A WOMAN who went to the doctors with suspected bronchitis ended up being diagnosed with an unrelated skin cancer.

Susan Dibble is backing a campaign urging people to enjoy the sun safely this summer.  The appeal comes as melanoma skin cancer cases have hit a record high of 17,500 per year in the UK.

Susan has joined forces with Cancer Research UK and NIVEA SUN to share advice on how people can protect their skin from too much exposure to the sun’s UV rays. 

The 75-year-old said she believes her doctor saved her life when she was examining her and noticed a mark on her back that needed investigating.

It turned out to be malignant melanoma – the most serious form of skin cancer. Now Susan is passionate about raising awareness.

Susan, who lives in Lymington, said: “When you’re told you have cancer you immediately worry. It could have been really bad and I feel very lucky that I didn’t die and it was caught early. I believe my doctor saved my life and I’m so thankful.

“Now I hope I can encourage people to think about their sun habits and take precautions. It’s so important because almost nine in 10 melanoma cases each year in the UK could be prevented by being safe in the sun and using a combination of shade, clothing and sunscreen to avoid burning.”

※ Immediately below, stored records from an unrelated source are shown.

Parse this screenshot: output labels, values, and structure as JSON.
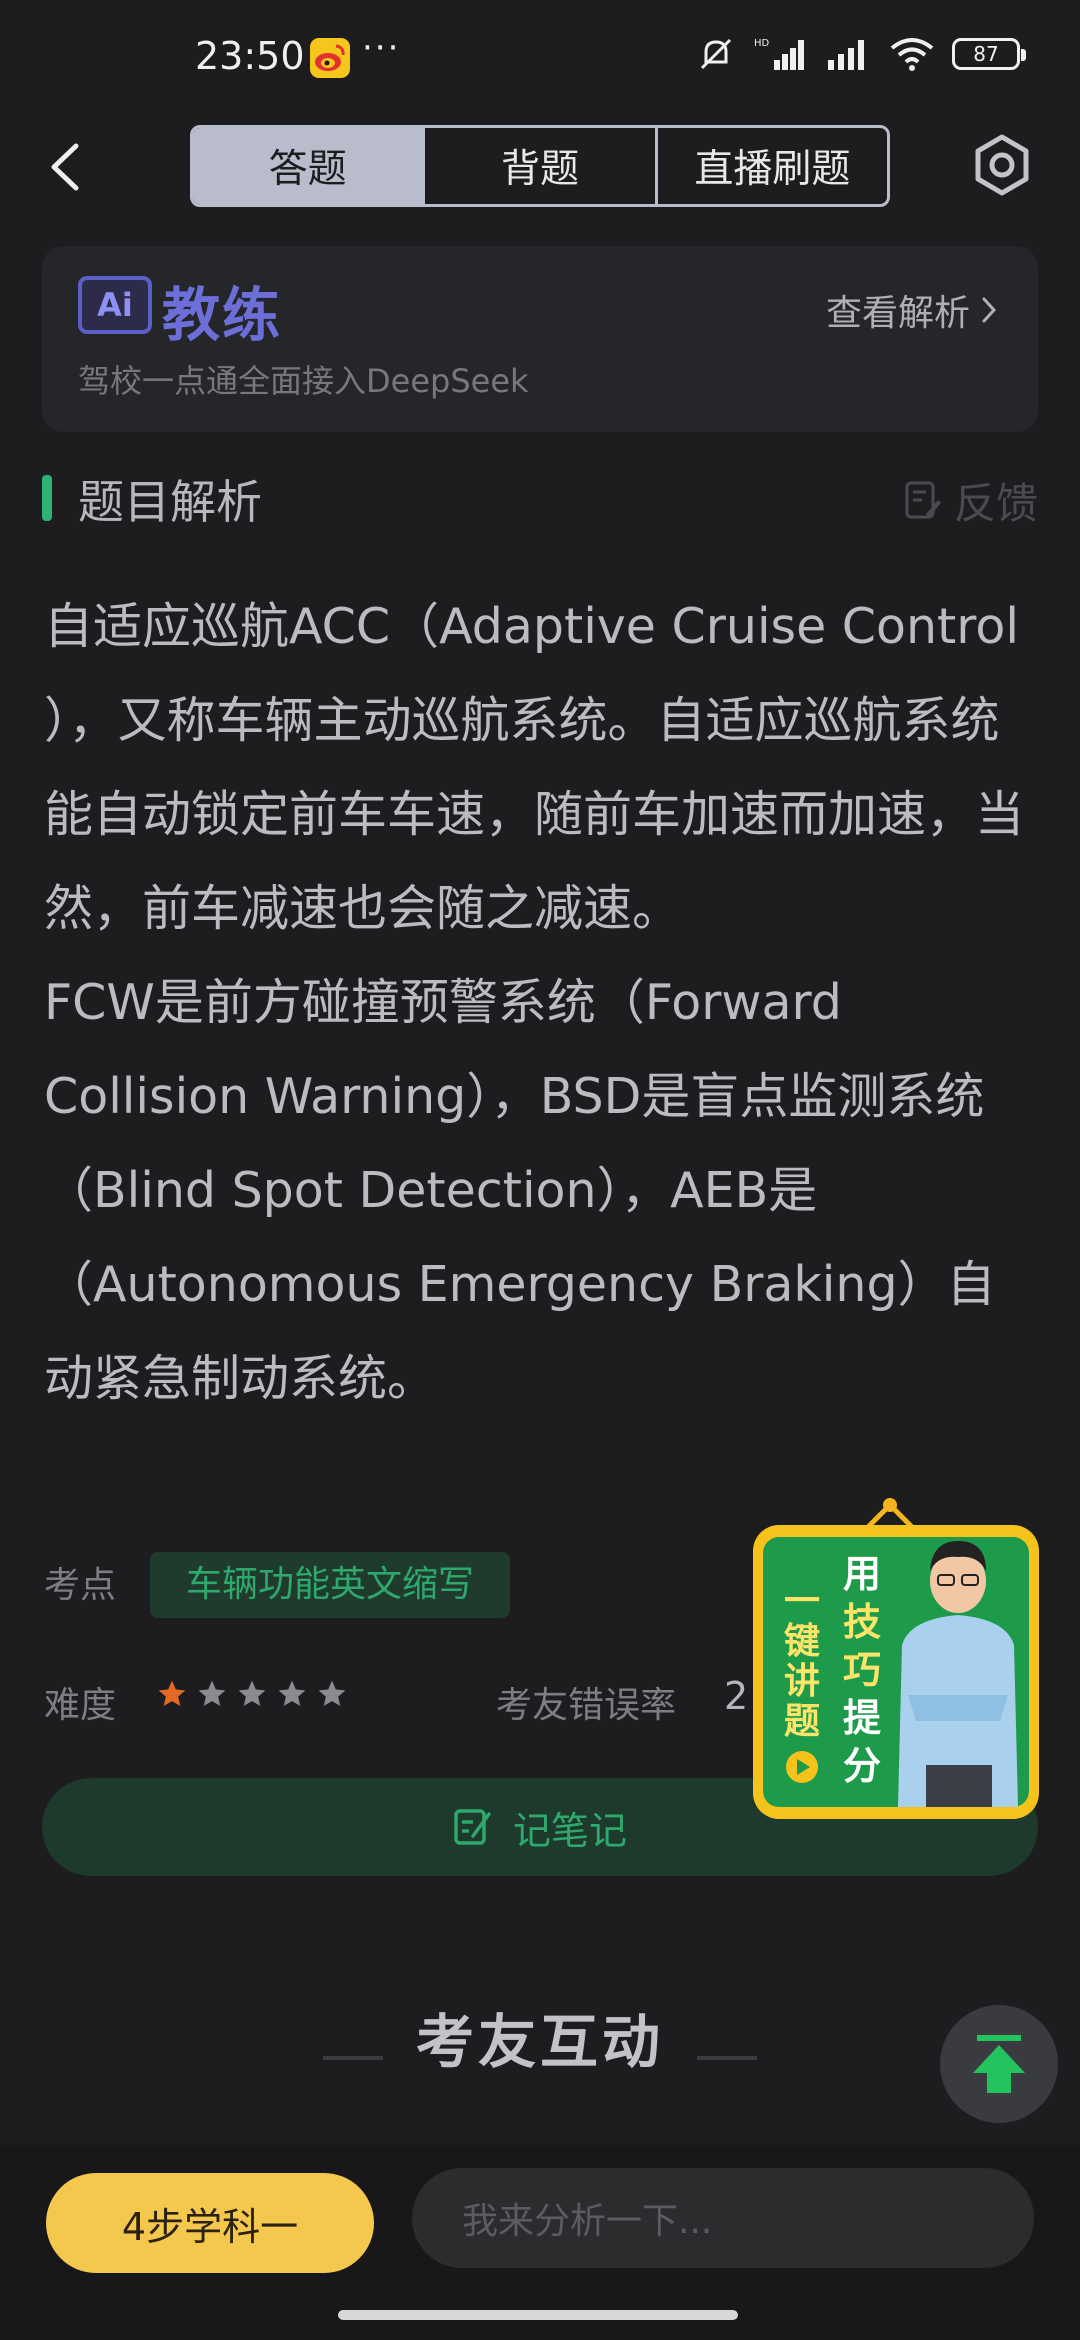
{
  "status_bar": {
    "time": "23:50",
    "dots": "···",
    "battery": "87"
  },
  "nav": {
    "tabs": [
      {
        "label": "答题",
        "active": true
      },
      {
        "label": "背题",
        "active": false
      },
      {
        "label": "直播刷题",
        "active": false
      }
    ]
  },
  "ai_card": {
    "logo": "Ai",
    "title": "教练",
    "subtitle": "驾校一点通全面接入DeepSeek",
    "link": "查看解析"
  },
  "section": {
    "title": "题目解析",
    "feedback": "反馈"
  },
  "explanation": "自适应巡航ACC（Adaptive Cruise Control ），又称车辆主动巡航系统。自适应巡航系统能自动锁定前车车速，随前车加速而加速，当然，前车减速也会随之减速。\nFCW是前方碰撞预警系统（Forward Collision Warning），BSD是盲点监测系统（Blind Spot Detection），AEB是（Autonomous Emergency Braking）自动紧急制动系统。",
  "meta": {
    "kp_label": "考点",
    "kp_tag": "车辆功能英文缩写",
    "difficulty_label": "难度",
    "difficulty_rating": 1,
    "difficulty_max": 5,
    "error_label": "考友错误率",
    "error_value": "2"
  },
  "note_button": "记笔记",
  "promo": {
    "left_text": "一键讲题",
    "right_text": "用技巧提分"
  },
  "interaction_title": "考友互动",
  "bottom": {
    "study_button": "4步学科一",
    "comment_placeholder": "我来分析一下..."
  },
  "colors": {
    "accent_green": "#2ea86c",
    "ai_purple": "#6c6fd8",
    "star_active": "#e36a26",
    "study_yellow": "#f4c84d"
  }
}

Cancer Research UK and NIVEA SUN recommend the following when the sun is strong: Seek shade, cover up and apply sunscreen.

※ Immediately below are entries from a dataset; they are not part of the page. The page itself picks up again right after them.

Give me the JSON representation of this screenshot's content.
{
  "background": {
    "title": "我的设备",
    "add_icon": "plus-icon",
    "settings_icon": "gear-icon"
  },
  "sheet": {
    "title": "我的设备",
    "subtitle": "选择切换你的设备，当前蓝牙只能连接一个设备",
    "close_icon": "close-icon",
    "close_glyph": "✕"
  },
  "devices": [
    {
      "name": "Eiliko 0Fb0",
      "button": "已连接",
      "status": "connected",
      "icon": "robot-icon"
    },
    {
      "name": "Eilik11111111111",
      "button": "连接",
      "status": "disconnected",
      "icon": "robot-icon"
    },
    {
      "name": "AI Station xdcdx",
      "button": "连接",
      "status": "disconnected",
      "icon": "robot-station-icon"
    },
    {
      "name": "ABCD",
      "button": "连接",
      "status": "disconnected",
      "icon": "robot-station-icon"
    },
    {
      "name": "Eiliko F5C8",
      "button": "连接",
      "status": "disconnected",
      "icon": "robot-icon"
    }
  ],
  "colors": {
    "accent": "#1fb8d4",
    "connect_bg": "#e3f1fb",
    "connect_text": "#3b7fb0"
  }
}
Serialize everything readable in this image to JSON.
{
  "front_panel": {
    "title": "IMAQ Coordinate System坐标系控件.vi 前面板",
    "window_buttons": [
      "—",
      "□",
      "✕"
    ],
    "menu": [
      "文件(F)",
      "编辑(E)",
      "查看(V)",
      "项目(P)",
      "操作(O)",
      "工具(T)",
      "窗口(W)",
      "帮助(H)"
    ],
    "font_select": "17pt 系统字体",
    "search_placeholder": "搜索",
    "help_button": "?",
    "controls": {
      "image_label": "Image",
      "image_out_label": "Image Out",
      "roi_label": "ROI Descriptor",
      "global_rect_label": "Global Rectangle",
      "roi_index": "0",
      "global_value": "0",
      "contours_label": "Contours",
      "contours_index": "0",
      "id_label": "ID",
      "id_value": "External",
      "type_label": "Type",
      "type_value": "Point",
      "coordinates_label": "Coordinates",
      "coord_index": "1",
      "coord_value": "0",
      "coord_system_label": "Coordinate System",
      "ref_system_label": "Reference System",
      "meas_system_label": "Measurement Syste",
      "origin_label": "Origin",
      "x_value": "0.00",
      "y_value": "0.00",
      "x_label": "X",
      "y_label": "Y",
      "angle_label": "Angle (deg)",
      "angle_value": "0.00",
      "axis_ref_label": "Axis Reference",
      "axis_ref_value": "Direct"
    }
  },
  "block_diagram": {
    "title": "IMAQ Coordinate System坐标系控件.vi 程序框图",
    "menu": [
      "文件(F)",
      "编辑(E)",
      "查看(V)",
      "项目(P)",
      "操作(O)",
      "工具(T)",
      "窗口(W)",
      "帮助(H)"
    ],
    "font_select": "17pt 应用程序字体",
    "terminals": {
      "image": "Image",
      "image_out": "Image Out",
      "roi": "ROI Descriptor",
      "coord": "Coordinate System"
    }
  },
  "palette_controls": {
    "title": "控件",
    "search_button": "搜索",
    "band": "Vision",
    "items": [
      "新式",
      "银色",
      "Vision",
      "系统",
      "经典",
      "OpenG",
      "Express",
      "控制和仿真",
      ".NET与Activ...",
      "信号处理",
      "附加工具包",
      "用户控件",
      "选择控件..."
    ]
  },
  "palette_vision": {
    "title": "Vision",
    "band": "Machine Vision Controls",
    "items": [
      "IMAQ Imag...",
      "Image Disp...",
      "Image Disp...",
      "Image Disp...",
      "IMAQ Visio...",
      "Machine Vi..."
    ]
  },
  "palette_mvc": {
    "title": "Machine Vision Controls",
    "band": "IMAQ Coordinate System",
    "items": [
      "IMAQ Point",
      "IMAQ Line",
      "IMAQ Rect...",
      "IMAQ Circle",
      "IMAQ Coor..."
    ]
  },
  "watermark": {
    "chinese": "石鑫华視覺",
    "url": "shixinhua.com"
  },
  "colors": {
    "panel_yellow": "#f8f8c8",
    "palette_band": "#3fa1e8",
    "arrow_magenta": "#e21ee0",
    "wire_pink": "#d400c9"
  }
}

Bournemouth Echo:

After her experience, Susan sticks to these simple steps.

She had no idea that she had developed skin cancer until she visited her doctor with an unrelated cough and what she thought was a case of bronchitis.

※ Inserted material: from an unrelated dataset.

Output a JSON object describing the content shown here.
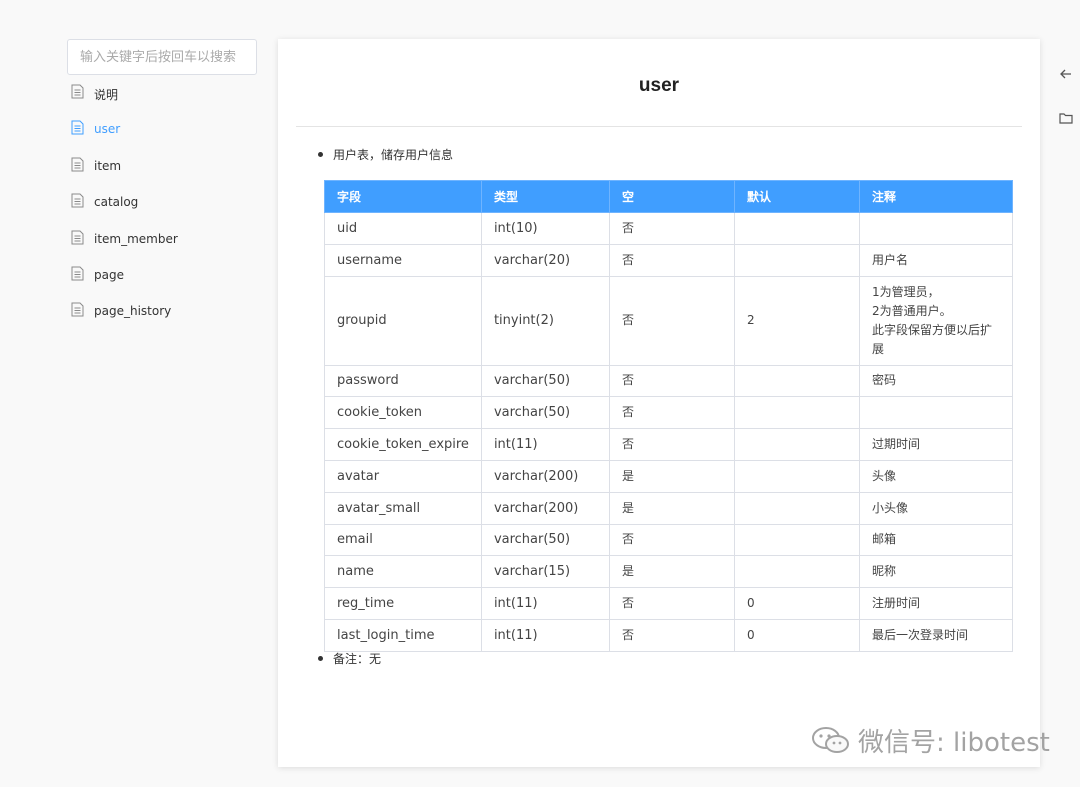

Susan said: “My GP was using the stethoscope to listen to my chest and she noticed a tiny mark on my back and said, ‘I don’t like the look of that. I’m going to refer you to hospital to have that checked’.

“I was sent to the Royal South Hants hospital in Southampton and had the suspicious area of skin removed and sent off to be analysed.

Bournemouth Echo: Susan Dibble is raising awareness about staying safe in the sunSusan Dibble is raising awareness about staying safe in the sun (Image: Cancer Research UK)

“I went away on holiday and when I came back, they said it was definitely cancer. I had no history of cancer in my family and just hoped they’d caught it early and that I would be ok. I forced myself to have the attitude that it wasn’t going to beat me.

“I needed further surgery to remove a wider area of skin to make sure all the cancer was gone and the doctor apologised for the fact I would have a small scar. I told her I would rather have a scar than cancer.“

She added: “It’s really spurred me on to want to help others and spread the word about skin cancer prevention and early detection too.”

Beth Vincent, health information manager at Cancer Research UK, is working to debunk common myths about the sun.

She said: “Melanoma skin cancer is the UK’s fifth most common cancer, so we’re grateful to Susan for lending her voice to our campaign with NIVEA SUN.

“It’s important to remember the sun isn’t only strong abroad. Even on a cloudy day, it can be strong enough to burn between mid-March and mid-October. The sun is also strongest during the middle of the day, not necessarily when it’s hottest.”